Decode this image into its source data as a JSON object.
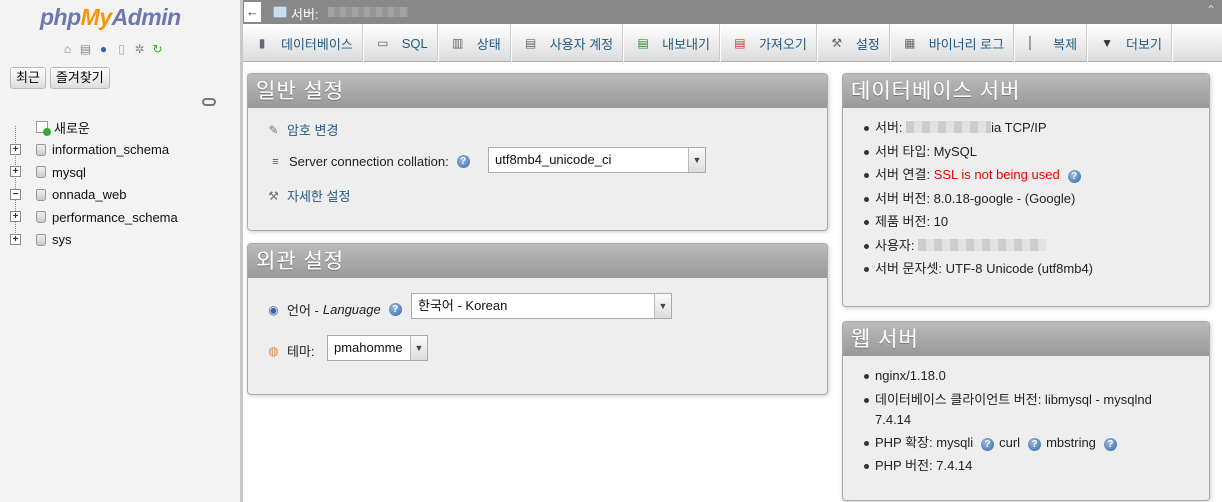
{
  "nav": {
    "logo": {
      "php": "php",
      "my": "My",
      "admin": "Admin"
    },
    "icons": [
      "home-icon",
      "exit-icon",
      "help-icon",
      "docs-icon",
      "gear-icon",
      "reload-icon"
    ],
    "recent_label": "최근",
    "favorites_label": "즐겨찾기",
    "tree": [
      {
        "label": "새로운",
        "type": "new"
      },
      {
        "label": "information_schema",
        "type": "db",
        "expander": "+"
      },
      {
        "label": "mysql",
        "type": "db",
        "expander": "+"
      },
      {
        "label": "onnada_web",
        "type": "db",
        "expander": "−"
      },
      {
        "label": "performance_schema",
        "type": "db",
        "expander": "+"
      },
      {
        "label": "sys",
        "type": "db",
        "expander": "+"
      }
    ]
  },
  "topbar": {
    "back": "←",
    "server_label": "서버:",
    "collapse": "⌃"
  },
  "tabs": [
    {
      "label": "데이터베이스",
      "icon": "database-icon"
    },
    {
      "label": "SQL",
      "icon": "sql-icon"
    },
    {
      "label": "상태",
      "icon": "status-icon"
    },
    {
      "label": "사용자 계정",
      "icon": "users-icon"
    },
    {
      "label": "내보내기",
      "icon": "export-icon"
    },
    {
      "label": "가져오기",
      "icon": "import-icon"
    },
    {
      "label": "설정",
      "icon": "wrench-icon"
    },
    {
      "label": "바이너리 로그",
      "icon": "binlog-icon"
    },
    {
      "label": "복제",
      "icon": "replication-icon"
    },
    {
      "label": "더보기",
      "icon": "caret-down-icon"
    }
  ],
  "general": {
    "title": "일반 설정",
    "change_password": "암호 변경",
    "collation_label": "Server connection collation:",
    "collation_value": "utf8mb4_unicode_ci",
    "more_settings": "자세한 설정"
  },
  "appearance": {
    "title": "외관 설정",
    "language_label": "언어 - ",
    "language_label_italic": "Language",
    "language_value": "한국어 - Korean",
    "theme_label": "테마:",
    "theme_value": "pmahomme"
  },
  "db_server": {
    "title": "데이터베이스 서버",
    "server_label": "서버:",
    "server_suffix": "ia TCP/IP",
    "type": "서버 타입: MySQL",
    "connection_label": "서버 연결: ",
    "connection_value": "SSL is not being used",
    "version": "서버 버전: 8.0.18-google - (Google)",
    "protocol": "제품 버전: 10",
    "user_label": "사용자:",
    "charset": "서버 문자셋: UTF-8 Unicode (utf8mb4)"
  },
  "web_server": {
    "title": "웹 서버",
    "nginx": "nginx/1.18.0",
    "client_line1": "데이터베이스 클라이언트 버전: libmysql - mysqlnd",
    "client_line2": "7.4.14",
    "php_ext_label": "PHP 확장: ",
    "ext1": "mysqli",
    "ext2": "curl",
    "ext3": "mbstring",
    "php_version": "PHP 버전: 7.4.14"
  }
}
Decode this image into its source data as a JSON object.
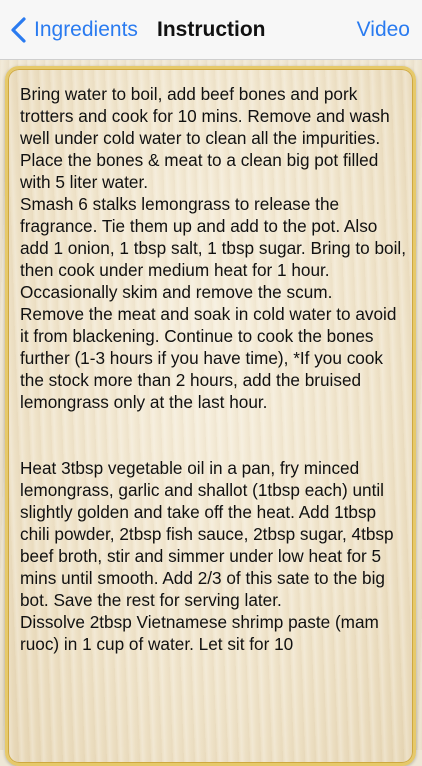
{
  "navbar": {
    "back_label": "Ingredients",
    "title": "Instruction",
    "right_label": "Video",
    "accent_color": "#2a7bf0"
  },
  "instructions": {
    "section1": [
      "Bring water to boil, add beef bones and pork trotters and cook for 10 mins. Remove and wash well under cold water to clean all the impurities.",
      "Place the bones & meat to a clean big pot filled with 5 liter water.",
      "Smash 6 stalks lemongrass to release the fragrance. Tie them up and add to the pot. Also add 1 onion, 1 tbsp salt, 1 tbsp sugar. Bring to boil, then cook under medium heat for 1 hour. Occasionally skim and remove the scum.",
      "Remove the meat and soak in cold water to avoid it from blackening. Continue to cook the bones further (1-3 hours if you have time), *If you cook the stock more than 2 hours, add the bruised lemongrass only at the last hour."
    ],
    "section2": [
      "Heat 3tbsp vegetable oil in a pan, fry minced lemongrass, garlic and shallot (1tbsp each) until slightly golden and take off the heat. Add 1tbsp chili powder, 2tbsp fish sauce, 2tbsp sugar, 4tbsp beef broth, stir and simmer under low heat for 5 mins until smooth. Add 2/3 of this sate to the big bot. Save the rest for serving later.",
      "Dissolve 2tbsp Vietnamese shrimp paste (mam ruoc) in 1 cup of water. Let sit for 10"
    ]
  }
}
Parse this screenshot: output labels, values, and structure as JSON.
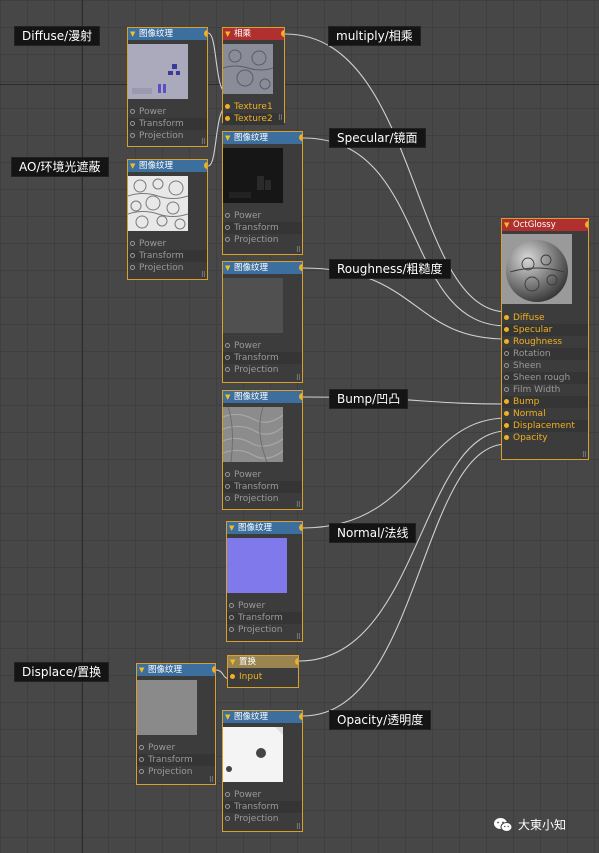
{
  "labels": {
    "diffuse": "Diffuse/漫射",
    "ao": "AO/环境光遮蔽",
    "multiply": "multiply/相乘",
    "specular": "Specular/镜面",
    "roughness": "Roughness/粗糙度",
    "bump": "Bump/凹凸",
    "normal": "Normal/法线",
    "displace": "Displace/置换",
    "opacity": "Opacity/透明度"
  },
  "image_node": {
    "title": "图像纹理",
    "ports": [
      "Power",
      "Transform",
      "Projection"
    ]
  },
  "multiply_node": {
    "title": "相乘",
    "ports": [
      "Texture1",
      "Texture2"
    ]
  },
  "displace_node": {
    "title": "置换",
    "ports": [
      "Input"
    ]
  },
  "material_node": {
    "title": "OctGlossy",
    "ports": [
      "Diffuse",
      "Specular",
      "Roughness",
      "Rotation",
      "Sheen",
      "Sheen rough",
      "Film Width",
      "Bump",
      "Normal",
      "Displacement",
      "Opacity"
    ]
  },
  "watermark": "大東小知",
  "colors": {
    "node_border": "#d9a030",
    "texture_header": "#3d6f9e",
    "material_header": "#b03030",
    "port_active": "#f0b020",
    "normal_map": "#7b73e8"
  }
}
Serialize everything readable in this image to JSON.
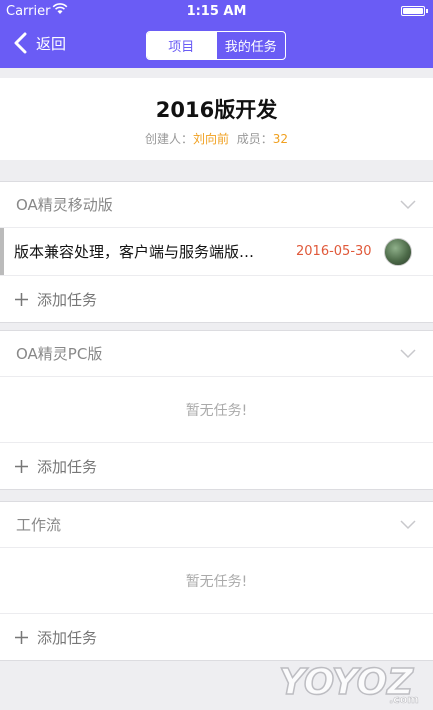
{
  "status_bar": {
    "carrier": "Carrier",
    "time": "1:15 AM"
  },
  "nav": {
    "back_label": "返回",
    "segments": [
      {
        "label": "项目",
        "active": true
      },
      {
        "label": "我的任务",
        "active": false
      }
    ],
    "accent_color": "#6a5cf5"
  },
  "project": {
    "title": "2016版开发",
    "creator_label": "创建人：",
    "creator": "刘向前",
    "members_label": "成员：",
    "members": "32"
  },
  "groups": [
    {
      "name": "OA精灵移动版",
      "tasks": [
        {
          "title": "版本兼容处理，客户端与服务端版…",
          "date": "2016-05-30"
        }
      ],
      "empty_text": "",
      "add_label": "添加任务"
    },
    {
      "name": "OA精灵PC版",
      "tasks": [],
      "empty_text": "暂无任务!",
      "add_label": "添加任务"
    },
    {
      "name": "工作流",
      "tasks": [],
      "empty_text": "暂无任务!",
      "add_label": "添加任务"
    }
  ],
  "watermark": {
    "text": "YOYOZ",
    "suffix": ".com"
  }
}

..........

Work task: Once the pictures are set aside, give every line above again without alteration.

Answer to this task:
Decode this image into its source data as a JSON object.
{
  "nav": {
    "logo": {
      "php": "php",
      "my": "My",
      "admin": "Admin"
    },
    "icons": [
      "home-icon",
      "exit-icon",
      "help-icon",
      "docs-icon",
      "gear-icon",
      "reload-icon"
    ],
    "recent_label": "최근",
    "favorites_label": "즐겨찾기",
    "tree": [
      {
        "label": "새로운",
        "type": "new"
      },
      {
        "label": "information_schema",
        "type": "db",
        "expander": "+"
      },
      {
        "label": "mysql",
        "type": "db",
        "expander": "+"
      },
      {
        "label": "onnada_web",
        "type": "db",
        "expander": "−"
      },
      {
        "label": "performance_schema",
        "type": "db",
        "expander": "+"
      },
      {
        "label": "sys",
        "type": "db",
        "expander": "+"
      }
    ]
  },
  "topbar": {
    "back": "←",
    "server_label": "서버:",
    "collapse": "⌃"
  },
  "tabs": [
    {
      "label": "데이터베이스",
      "icon": "database-icon"
    },
    {
      "label": "SQL",
      "icon": "sql-icon"
    },
    {
      "label": "상태",
      "icon": "status-icon"
    },
    {
      "label": "사용자 계정",
      "icon": "users-icon"
    },
    {
      "label": "내보내기",
      "icon": "export-icon"
    },
    {
      "label": "가져오기",
      "icon": "import-icon"
    },
    {
      "label": "설정",
      "icon": "wrench-icon"
    },
    {
      "label": "바이너리 로그",
      "icon": "binlog-icon"
    },
    {
      "label": "복제",
      "icon": "replication-icon"
    },
    {
      "label": "더보기",
      "icon": "caret-down-icon"
    }
  ],
  "general": {
    "title": "일반 설정",
    "change_password": "암호 변경",
    "collation_label": "Server connection collation:",
    "collation_value": "utf8mb4_unicode_ci",
    "more_settings": "자세한 설정"
  },
  "appearance": {
    "title": "외관 설정",
    "language_label": "언어 - ",
    "language_label_italic": "Language",
    "language_value": "한국어 - Korean",
    "theme_label": "테마:",
    "theme_value": "pmahomme"
  },
  "db_server": {
    "title": "데이터베이스 서버",
    "server_label": "서버:",
    "server_suffix": "ia TCP/IP",
    "type": "서버 타입: MySQL",
    "connection_label": "서버 연결: ",
    "connection_value": "SSL is not being used",
    "version": "서버 버전: 8.0.18-google - (Google)",
    "protocol": "제품 버전: 10",
    "user_label": "사용자:",
    "charset": "서버 문자셋: UTF-8 Unicode (utf8mb4)"
  },
  "web_server": {
    "title": "웹 서버",
    "nginx": "nginx/1.18.0",
    "client_line1": "데이터베이스 클라이언트 버전: libmysql - mysqlnd",
    "client_line2": "7.4.14",
    "php_ext_label": "PHP 확장: ",
    "ext1": "mysqli",
    "ext2": "curl",
    "ext3": "mbstring",
    "php_version": "PHP 버전: 7.4.14"
  }
}
Decode this image into its source data as a JSON object.
{
  "navbar": {
    "back_label": "Ingredients",
    "title": "Instruction",
    "right_label": "Video",
    "accent_color": "#2a7bf0"
  },
  "instructions": {
    "section1": [
      "Bring water to boil, add beef bones and pork trotters and cook for 10 mins. Remove and wash well under cold water to clean all the impurities.",
      "Place the bones & meat to a clean big pot filled with 5 liter water.",
      "Smash 6 stalks lemongrass to release the fragrance. Tie them up and add to the pot. Also add 1 onion, 1 tbsp salt, 1 tbsp sugar. Bring to boil, then cook under medium heat for 1 hour. Occasionally skim and remove the scum.",
      "Remove the meat and soak in cold water to avoid it from blackening. Continue to cook the bones further (1-3 hours if you have time), *If you cook the stock more than 2 hours, add the bruised lemongrass only at the last hour."
    ],
    "section2": [
      "Heat 3tbsp vegetable oil in a pan, fry minced lemongrass, garlic and shallot (1tbsp each) until slightly golden and take off the heat. Add 1tbsp chili powder, 2tbsp fish sauce, 2tbsp sugar, 4tbsp beef broth, stir and simmer under low heat for 5 mins until smooth. Add 2/3 of this sate to the big bot. Save the rest for serving later.",
      "Dissolve 2tbsp Vietnamese shrimp paste (mam ruoc) in 1 cup of water. Let sit for 10"
    ]
  }
}
Parse this screenshot: output labels, values, and structure as JSON.
{
  "labels": {
    "diffuse": "Diffuse/漫射",
    "ao": "AO/环境光遮蔽",
    "multiply": "multiply/相乘",
    "specular": "Specular/镜面",
    "roughness": "Roughness/粗糙度",
    "bump": "Bump/凹凸",
    "normal": "Normal/法线",
    "displace": "Displace/置换",
    "opacity": "Opacity/透明度"
  },
  "image_node": {
    "title": "图像纹理",
    "ports": [
      "Power",
      "Transform",
      "Projection"
    ]
  },
  "multiply_node": {
    "title": "相乘",
    "ports": [
      "Texture1",
      "Texture2"
    ]
  },
  "displace_node": {
    "title": "置换",
    "ports": [
      "Input"
    ]
  },
  "material_node": {
    "title": "OctGlossy",
    "ports": [
      "Diffuse",
      "Specular",
      "Roughness",
      "Rotation",
      "Sheen",
      "Sheen rough",
      "Film Width",
      "Bump",
      "Normal",
      "Displacement",
      "Opacity"
    ]
  },
  "watermark": "大東小知",
  "colors": {
    "node_border": "#d9a030",
    "texture_header": "#3d6f9e",
    "material_header": "#b03030",
    "port_active": "#f0b020",
    "normal_map": "#7b73e8"
  }
}
Serialize everything readable in this image to JSON.
{
  "status_bar": {
    "carrier": "Carrier",
    "time": "1:15 AM"
  },
  "nav": {
    "back_label": "返回",
    "segments": [
      {
        "label": "项目",
        "active": true
      },
      {
        "label": "我的任务",
        "active": false
      }
    ],
    "accent_color": "#6a5cf5"
  },
  "project": {
    "title": "2016版开发",
    "creator_label": "创建人：",
    "creator": "刘向前",
    "members_label": "成员：",
    "members": "32"
  },
  "groups": [
    {
      "name": "OA精灵移动版",
      "tasks": [
        {
          "title": "版本兼容处理，客户端与服务端版…",
          "date": "2016-05-30"
        }
      ],
      "empty_text": "",
      "add_label": "添加任务"
    },
    {
      "name": "OA精灵PC版",
      "tasks": [],
      "empty_text": "暂无任务!",
      "add_label": "添加任务"
    },
    {
      "name": "工作流",
      "tasks": [],
      "empty_text": "暂无任务!",
      "add_label": "添加任务"
    }
  ],
  "watermark": {
    "text": "YOYOZ",
    "suffix": ".com"
  }
}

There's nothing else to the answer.